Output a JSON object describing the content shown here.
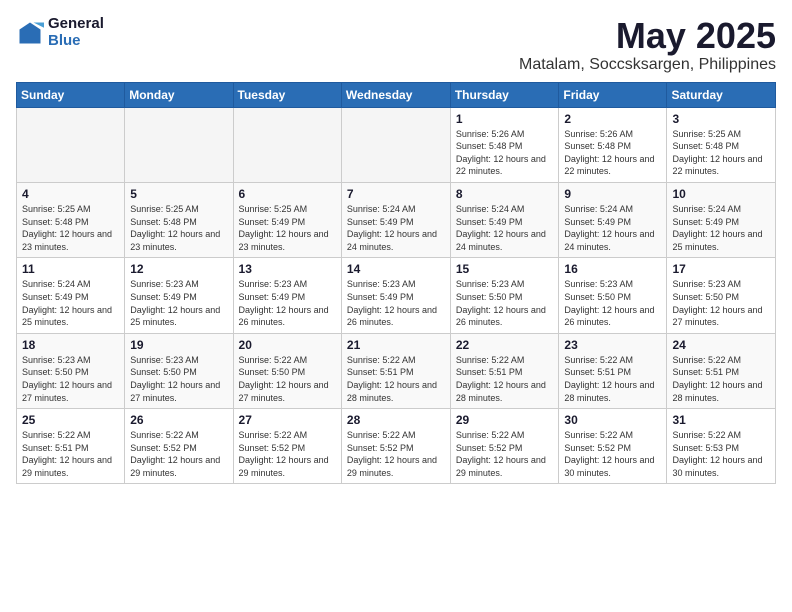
{
  "header": {
    "logo": {
      "general": "General",
      "blue": "Blue"
    },
    "month": "May 2025",
    "location": "Matalam, Soccsksargen, Philippines"
  },
  "days_of_week": [
    "Sunday",
    "Monday",
    "Tuesday",
    "Wednesday",
    "Thursday",
    "Friday",
    "Saturday"
  ],
  "weeks": [
    [
      {
        "day": "",
        "sunrise": "",
        "sunset": "",
        "daylight": ""
      },
      {
        "day": "",
        "sunrise": "",
        "sunset": "",
        "daylight": ""
      },
      {
        "day": "",
        "sunrise": "",
        "sunset": "",
        "daylight": ""
      },
      {
        "day": "",
        "sunrise": "",
        "sunset": "",
        "daylight": ""
      },
      {
        "day": "1",
        "sunrise": "Sunrise: 5:26 AM",
        "sunset": "Sunset: 5:48 PM",
        "daylight": "Daylight: 12 hours and 22 minutes."
      },
      {
        "day": "2",
        "sunrise": "Sunrise: 5:26 AM",
        "sunset": "Sunset: 5:48 PM",
        "daylight": "Daylight: 12 hours and 22 minutes."
      },
      {
        "day": "3",
        "sunrise": "Sunrise: 5:25 AM",
        "sunset": "Sunset: 5:48 PM",
        "daylight": "Daylight: 12 hours and 22 minutes."
      }
    ],
    [
      {
        "day": "4",
        "sunrise": "Sunrise: 5:25 AM",
        "sunset": "Sunset: 5:48 PM",
        "daylight": "Daylight: 12 hours and 23 minutes."
      },
      {
        "day": "5",
        "sunrise": "Sunrise: 5:25 AM",
        "sunset": "Sunset: 5:48 PM",
        "daylight": "Daylight: 12 hours and 23 minutes."
      },
      {
        "day": "6",
        "sunrise": "Sunrise: 5:25 AM",
        "sunset": "Sunset: 5:49 PM",
        "daylight": "Daylight: 12 hours and 23 minutes."
      },
      {
        "day": "7",
        "sunrise": "Sunrise: 5:24 AM",
        "sunset": "Sunset: 5:49 PM",
        "daylight": "Daylight: 12 hours and 24 minutes."
      },
      {
        "day": "8",
        "sunrise": "Sunrise: 5:24 AM",
        "sunset": "Sunset: 5:49 PM",
        "daylight": "Daylight: 12 hours and 24 minutes."
      },
      {
        "day": "9",
        "sunrise": "Sunrise: 5:24 AM",
        "sunset": "Sunset: 5:49 PM",
        "daylight": "Daylight: 12 hours and 24 minutes."
      },
      {
        "day": "10",
        "sunrise": "Sunrise: 5:24 AM",
        "sunset": "Sunset: 5:49 PM",
        "daylight": "Daylight: 12 hours and 25 minutes."
      }
    ],
    [
      {
        "day": "11",
        "sunrise": "Sunrise: 5:24 AM",
        "sunset": "Sunset: 5:49 PM",
        "daylight": "Daylight: 12 hours and 25 minutes."
      },
      {
        "day": "12",
        "sunrise": "Sunrise: 5:23 AM",
        "sunset": "Sunset: 5:49 PM",
        "daylight": "Daylight: 12 hours and 25 minutes."
      },
      {
        "day": "13",
        "sunrise": "Sunrise: 5:23 AM",
        "sunset": "Sunset: 5:49 PM",
        "daylight": "Daylight: 12 hours and 26 minutes."
      },
      {
        "day": "14",
        "sunrise": "Sunrise: 5:23 AM",
        "sunset": "Sunset: 5:49 PM",
        "daylight": "Daylight: 12 hours and 26 minutes."
      },
      {
        "day": "15",
        "sunrise": "Sunrise: 5:23 AM",
        "sunset": "Sunset: 5:50 PM",
        "daylight": "Daylight: 12 hours and 26 minutes."
      },
      {
        "day": "16",
        "sunrise": "Sunrise: 5:23 AM",
        "sunset": "Sunset: 5:50 PM",
        "daylight": "Daylight: 12 hours and 26 minutes."
      },
      {
        "day": "17",
        "sunrise": "Sunrise: 5:23 AM",
        "sunset": "Sunset: 5:50 PM",
        "daylight": "Daylight: 12 hours and 27 minutes."
      }
    ],
    [
      {
        "day": "18",
        "sunrise": "Sunrise: 5:23 AM",
        "sunset": "Sunset: 5:50 PM",
        "daylight": "Daylight: 12 hours and 27 minutes."
      },
      {
        "day": "19",
        "sunrise": "Sunrise: 5:23 AM",
        "sunset": "Sunset: 5:50 PM",
        "daylight": "Daylight: 12 hours and 27 minutes."
      },
      {
        "day": "20",
        "sunrise": "Sunrise: 5:22 AM",
        "sunset": "Sunset: 5:50 PM",
        "daylight": "Daylight: 12 hours and 27 minutes."
      },
      {
        "day": "21",
        "sunrise": "Sunrise: 5:22 AM",
        "sunset": "Sunset: 5:51 PM",
        "daylight": "Daylight: 12 hours and 28 minutes."
      },
      {
        "day": "22",
        "sunrise": "Sunrise: 5:22 AM",
        "sunset": "Sunset: 5:51 PM",
        "daylight": "Daylight: 12 hours and 28 minutes."
      },
      {
        "day": "23",
        "sunrise": "Sunrise: 5:22 AM",
        "sunset": "Sunset: 5:51 PM",
        "daylight": "Daylight: 12 hours and 28 minutes."
      },
      {
        "day": "24",
        "sunrise": "Sunrise: 5:22 AM",
        "sunset": "Sunset: 5:51 PM",
        "daylight": "Daylight: 12 hours and 28 minutes."
      }
    ],
    [
      {
        "day": "25",
        "sunrise": "Sunrise: 5:22 AM",
        "sunset": "Sunset: 5:51 PM",
        "daylight": "Daylight: 12 hours and 29 minutes."
      },
      {
        "day": "26",
        "sunrise": "Sunrise: 5:22 AM",
        "sunset": "Sunset: 5:52 PM",
        "daylight": "Daylight: 12 hours and 29 minutes."
      },
      {
        "day": "27",
        "sunrise": "Sunrise: 5:22 AM",
        "sunset": "Sunset: 5:52 PM",
        "daylight": "Daylight: 12 hours and 29 minutes."
      },
      {
        "day": "28",
        "sunrise": "Sunrise: 5:22 AM",
        "sunset": "Sunset: 5:52 PM",
        "daylight": "Daylight: 12 hours and 29 minutes."
      },
      {
        "day": "29",
        "sunrise": "Sunrise: 5:22 AM",
        "sunset": "Sunset: 5:52 PM",
        "daylight": "Daylight: 12 hours and 29 minutes."
      },
      {
        "day": "30",
        "sunrise": "Sunrise: 5:22 AM",
        "sunset": "Sunset: 5:52 PM",
        "daylight": "Daylight: 12 hours and 30 minutes."
      },
      {
        "day": "31",
        "sunrise": "Sunrise: 5:22 AM",
        "sunset": "Sunset: 5:53 PM",
        "daylight": "Daylight: 12 hours and 30 minutes."
      }
    ]
  ]
}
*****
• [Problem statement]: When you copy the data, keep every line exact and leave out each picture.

• [Response area]:
Output a JSON object describing the content shown here.
{
  "header": {
    "logo": {
      "general": "General",
      "blue": "Blue"
    },
    "month": "May 2025",
    "location": "Matalam, Soccsksargen, Philippines"
  },
  "days_of_week": [
    "Sunday",
    "Monday",
    "Tuesday",
    "Wednesday",
    "Thursday",
    "Friday",
    "Saturday"
  ],
  "weeks": [
    [
      {
        "day": "",
        "sunrise": "",
        "sunset": "",
        "daylight": ""
      },
      {
        "day": "",
        "sunrise": "",
        "sunset": "",
        "daylight": ""
      },
      {
        "day": "",
        "sunrise": "",
        "sunset": "",
        "daylight": ""
      },
      {
        "day": "",
        "sunrise": "",
        "sunset": "",
        "daylight": ""
      },
      {
        "day": "1",
        "sunrise": "Sunrise: 5:26 AM",
        "sunset": "Sunset: 5:48 PM",
        "daylight": "Daylight: 12 hours and 22 minutes."
      },
      {
        "day": "2",
        "sunrise": "Sunrise: 5:26 AM",
        "sunset": "Sunset: 5:48 PM",
        "daylight": "Daylight: 12 hours and 22 minutes."
      },
      {
        "day": "3",
        "sunrise": "Sunrise: 5:25 AM",
        "sunset": "Sunset: 5:48 PM",
        "daylight": "Daylight: 12 hours and 22 minutes."
      }
    ],
    [
      {
        "day": "4",
        "sunrise": "Sunrise: 5:25 AM",
        "sunset": "Sunset: 5:48 PM",
        "daylight": "Daylight: 12 hours and 23 minutes."
      },
      {
        "day": "5",
        "sunrise": "Sunrise: 5:25 AM",
        "sunset": "Sunset: 5:48 PM",
        "daylight": "Daylight: 12 hours and 23 minutes."
      },
      {
        "day": "6",
        "sunrise": "Sunrise: 5:25 AM",
        "sunset": "Sunset: 5:49 PM",
        "daylight": "Daylight: 12 hours and 23 minutes."
      },
      {
        "day": "7",
        "sunrise": "Sunrise: 5:24 AM",
        "sunset": "Sunset: 5:49 PM",
        "daylight": "Daylight: 12 hours and 24 minutes."
      },
      {
        "day": "8",
        "sunrise": "Sunrise: 5:24 AM",
        "sunset": "Sunset: 5:49 PM",
        "daylight": "Daylight: 12 hours and 24 minutes."
      },
      {
        "day": "9",
        "sunrise": "Sunrise: 5:24 AM",
        "sunset": "Sunset: 5:49 PM",
        "daylight": "Daylight: 12 hours and 24 minutes."
      },
      {
        "day": "10",
        "sunrise": "Sunrise: 5:24 AM",
        "sunset": "Sunset: 5:49 PM",
        "daylight": "Daylight: 12 hours and 25 minutes."
      }
    ],
    [
      {
        "day": "11",
        "sunrise": "Sunrise: 5:24 AM",
        "sunset": "Sunset: 5:49 PM",
        "daylight": "Daylight: 12 hours and 25 minutes."
      },
      {
        "day": "12",
        "sunrise": "Sunrise: 5:23 AM",
        "sunset": "Sunset: 5:49 PM",
        "daylight": "Daylight: 12 hours and 25 minutes."
      },
      {
        "day": "13",
        "sunrise": "Sunrise: 5:23 AM",
        "sunset": "Sunset: 5:49 PM",
        "daylight": "Daylight: 12 hours and 26 minutes."
      },
      {
        "day": "14",
        "sunrise": "Sunrise: 5:23 AM",
        "sunset": "Sunset: 5:49 PM",
        "daylight": "Daylight: 12 hours and 26 minutes."
      },
      {
        "day": "15",
        "sunrise": "Sunrise: 5:23 AM",
        "sunset": "Sunset: 5:50 PM",
        "daylight": "Daylight: 12 hours and 26 minutes."
      },
      {
        "day": "16",
        "sunrise": "Sunrise: 5:23 AM",
        "sunset": "Sunset: 5:50 PM",
        "daylight": "Daylight: 12 hours and 26 minutes."
      },
      {
        "day": "17",
        "sunrise": "Sunrise: 5:23 AM",
        "sunset": "Sunset: 5:50 PM",
        "daylight": "Daylight: 12 hours and 27 minutes."
      }
    ],
    [
      {
        "day": "18",
        "sunrise": "Sunrise: 5:23 AM",
        "sunset": "Sunset: 5:50 PM",
        "daylight": "Daylight: 12 hours and 27 minutes."
      },
      {
        "day": "19",
        "sunrise": "Sunrise: 5:23 AM",
        "sunset": "Sunset: 5:50 PM",
        "daylight": "Daylight: 12 hours and 27 minutes."
      },
      {
        "day": "20",
        "sunrise": "Sunrise: 5:22 AM",
        "sunset": "Sunset: 5:50 PM",
        "daylight": "Daylight: 12 hours and 27 minutes."
      },
      {
        "day": "21",
        "sunrise": "Sunrise: 5:22 AM",
        "sunset": "Sunset: 5:51 PM",
        "daylight": "Daylight: 12 hours and 28 minutes."
      },
      {
        "day": "22",
        "sunrise": "Sunrise: 5:22 AM",
        "sunset": "Sunset: 5:51 PM",
        "daylight": "Daylight: 12 hours and 28 minutes."
      },
      {
        "day": "23",
        "sunrise": "Sunrise: 5:22 AM",
        "sunset": "Sunset: 5:51 PM",
        "daylight": "Daylight: 12 hours and 28 minutes."
      },
      {
        "day": "24",
        "sunrise": "Sunrise: 5:22 AM",
        "sunset": "Sunset: 5:51 PM",
        "daylight": "Daylight: 12 hours and 28 minutes."
      }
    ],
    [
      {
        "day": "25",
        "sunrise": "Sunrise: 5:22 AM",
        "sunset": "Sunset: 5:51 PM",
        "daylight": "Daylight: 12 hours and 29 minutes."
      },
      {
        "day": "26",
        "sunrise": "Sunrise: 5:22 AM",
        "sunset": "Sunset: 5:52 PM",
        "daylight": "Daylight: 12 hours and 29 minutes."
      },
      {
        "day": "27",
        "sunrise": "Sunrise: 5:22 AM",
        "sunset": "Sunset: 5:52 PM",
        "daylight": "Daylight: 12 hours and 29 minutes."
      },
      {
        "day": "28",
        "sunrise": "Sunrise: 5:22 AM",
        "sunset": "Sunset: 5:52 PM",
        "daylight": "Daylight: 12 hours and 29 minutes."
      },
      {
        "day": "29",
        "sunrise": "Sunrise: 5:22 AM",
        "sunset": "Sunset: 5:52 PM",
        "daylight": "Daylight: 12 hours and 29 minutes."
      },
      {
        "day": "30",
        "sunrise": "Sunrise: 5:22 AM",
        "sunset": "Sunset: 5:52 PM",
        "daylight": "Daylight: 12 hours and 30 minutes."
      },
      {
        "day": "31",
        "sunrise": "Sunrise: 5:22 AM",
        "sunset": "Sunset: 5:53 PM",
        "daylight": "Daylight: 12 hours and 30 minutes."
      }
    ]
  ]
}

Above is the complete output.